━━━ Records supplied ━━━
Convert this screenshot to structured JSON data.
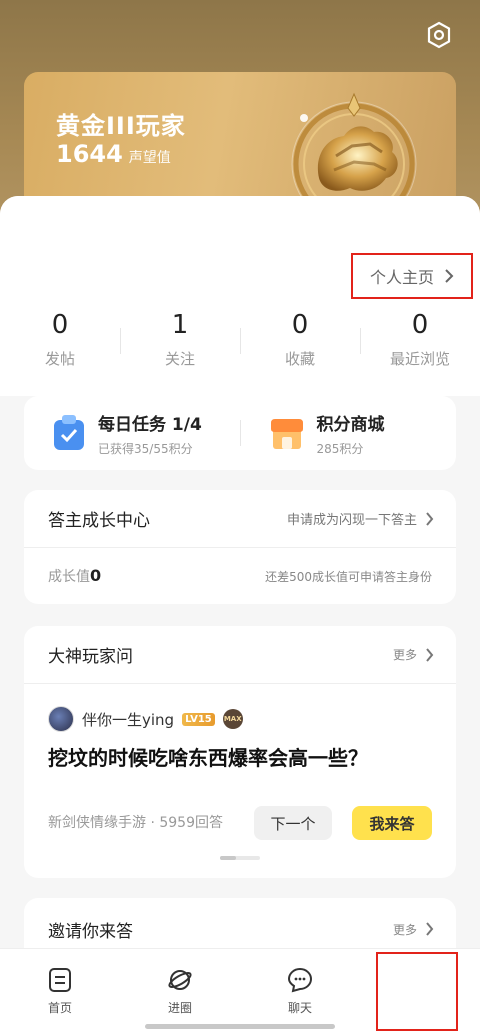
{
  "header": {
    "rank_title": "黄金III玩家",
    "score": "1644",
    "score_unit": "声望值"
  },
  "profile_link": "个人主页",
  "stats": [
    {
      "value": "0",
      "label": "发帖"
    },
    {
      "value": "1",
      "label": "关注"
    },
    {
      "value": "0",
      "label": "收藏"
    },
    {
      "value": "0",
      "label": "最近浏览"
    }
  ],
  "quick": {
    "task_title": "每日任务 1/4",
    "task_sub": "已获得35/55积分",
    "shop_title": "积分商城",
    "shop_sub": "285积分"
  },
  "growth": {
    "title": "答主成长中心",
    "apply": "申请成为闪现一下答主",
    "label": "成长值",
    "value": "0",
    "hint": "还差500成长值可申请答主身份"
  },
  "qa": {
    "title": "大神玩家问",
    "more": "更多",
    "username": "伴你一生ying",
    "level": "LV15",
    "max": "MAX",
    "question": "挖坟的时候吃啥东西爆率会高一些？",
    "meta": "新剑侠情缘手游 · 5959回答",
    "next": "下一个",
    "answer": "我来答"
  },
  "invite": {
    "title": "邀请你来答",
    "more": "更多"
  },
  "tabs": [
    {
      "label": "首页"
    },
    {
      "label": "进圈"
    },
    {
      "label": "聊天"
    },
    {
      "label": ""
    }
  ],
  "colors": {
    "gold": "#d9ad63",
    "highlight": "#e2231a",
    "answer_button": "#ffe14d"
  }
}
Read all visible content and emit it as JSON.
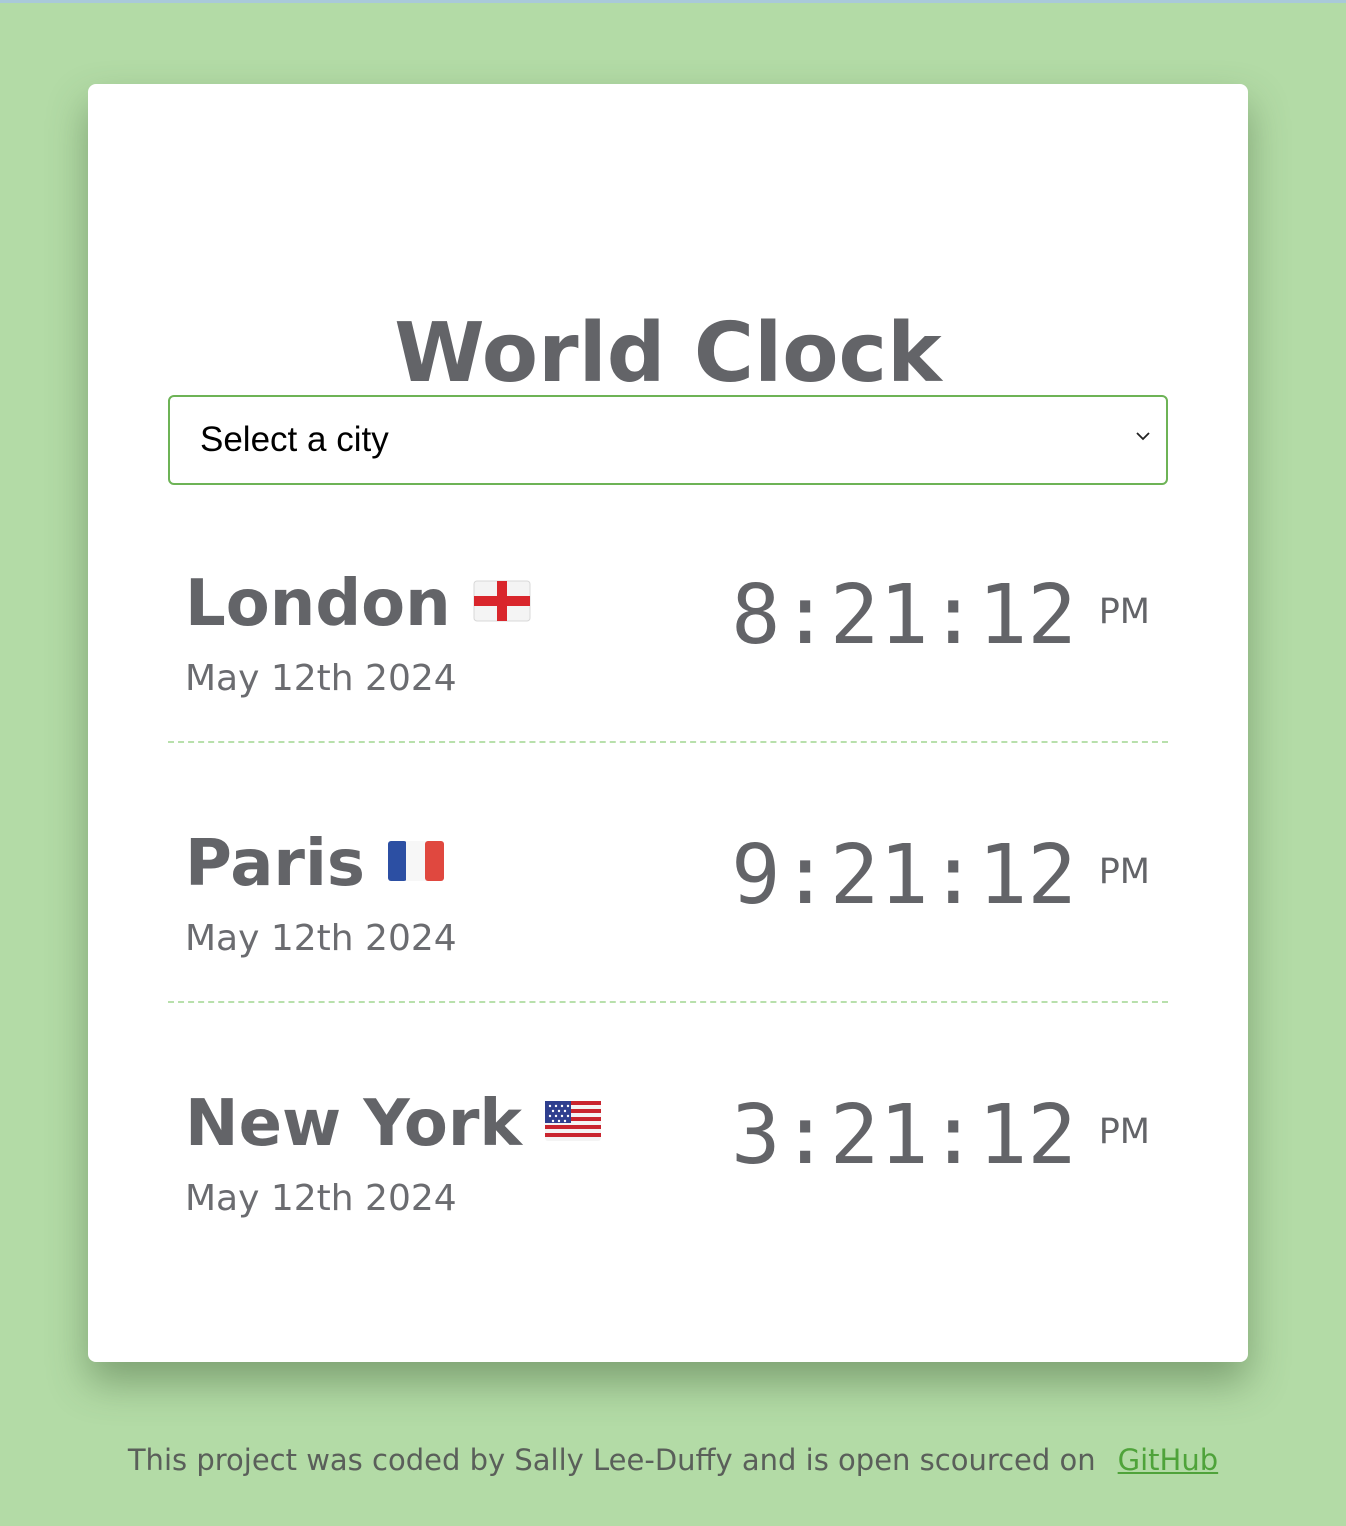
{
  "app": {
    "title": "World Clock"
  },
  "city_select": {
    "value": "Select a city"
  },
  "cities": [
    {
      "name": "London",
      "flag": "england-flag-icon",
      "date": "May 12th 2024",
      "time": "8:21:12",
      "ampm": "PM"
    },
    {
      "name": "Paris",
      "flag": "france-flag-icon",
      "date": "May 12th 2024",
      "time": "9:21:12",
      "ampm": "PM"
    },
    {
      "name": "New York",
      "flag": "usa-flag-icon",
      "date": "May 12th 2024",
      "time": "3:21:12",
      "ampm": "PM"
    }
  ],
  "footer": {
    "text": "This project was coded by Sally Lee-Duffy and is open scourced on",
    "link_label": "GitHub"
  },
  "colors": {
    "background": "#b3dba6",
    "accent": "#6db356",
    "link": "#4fa33a",
    "text": "#636468"
  }
}
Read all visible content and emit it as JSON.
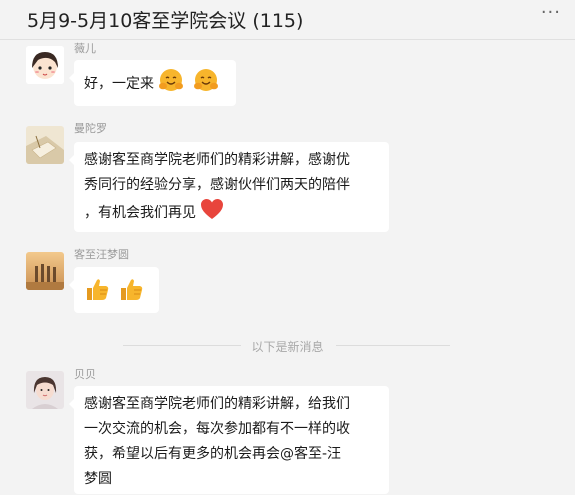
{
  "header": {
    "title": "5月9-5月10客至学院会议 (115)",
    "more_label": "···"
  },
  "messages": [
    {
      "sender": "薇儿",
      "text": "好，一定来",
      "emojis": [
        "hugging-face",
        "hugging-face"
      ]
    },
    {
      "sender": "曼陀罗",
      "lines": [
        "感谢客至商学院老师们的精彩讲解，感谢优",
        "秀同行的经验分享，感谢伙伴们两天的陪伴",
        "，有机会我们再见"
      ],
      "emojis": [
        "red-heart"
      ]
    },
    {
      "sender": "客至汪梦圆",
      "emojis": [
        "thumbs-up",
        "thumbs-up"
      ]
    },
    {
      "sender": "贝贝",
      "lines": [
        "感谢客至商学院老师们的精彩讲解，给我们",
        "一次交流的机会，每次参加都有不一样的收",
        "获，希望以后有更多的机会再会@客至-汪",
        "梦圆"
      ]
    }
  ],
  "divider": {
    "text": "以下是新消息"
  },
  "colors": {
    "background": "#f3f3f3",
    "bubble": "#ffffff",
    "sender": "#9a9a9a",
    "heart": "#e8453c",
    "emoji_yellow": "#f7b52c"
  }
}
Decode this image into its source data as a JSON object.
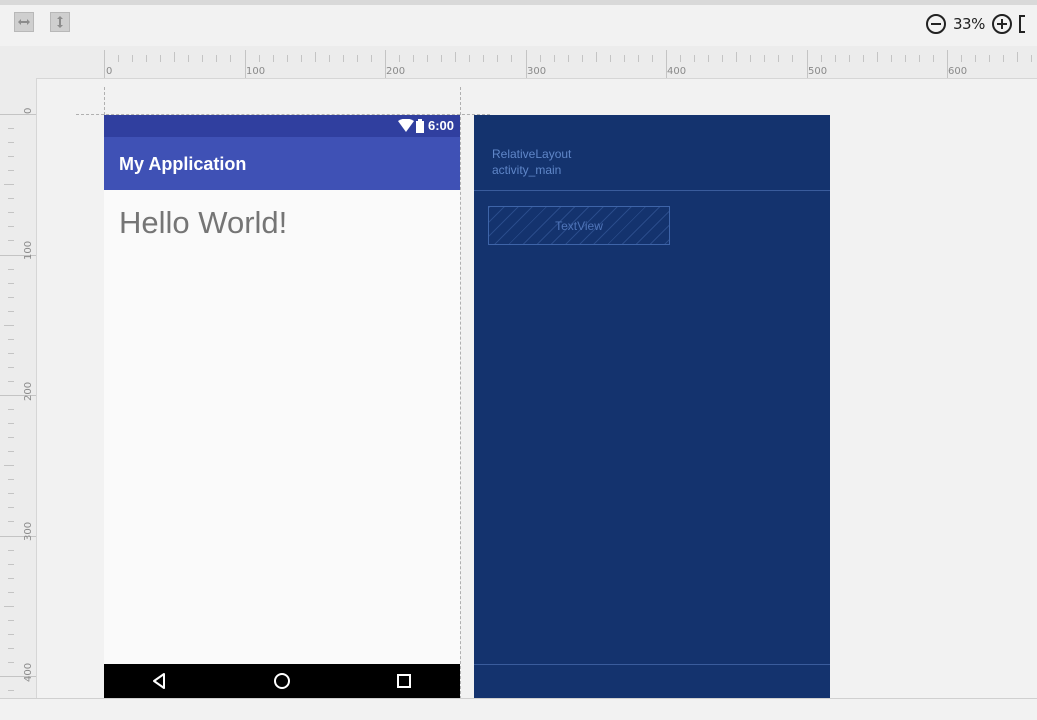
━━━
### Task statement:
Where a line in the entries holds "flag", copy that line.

### Response to the exercise:
      "flag": "england-flag-icon",
      "flag": "france-flag-icon",
      "flag": "usa-flag-icon",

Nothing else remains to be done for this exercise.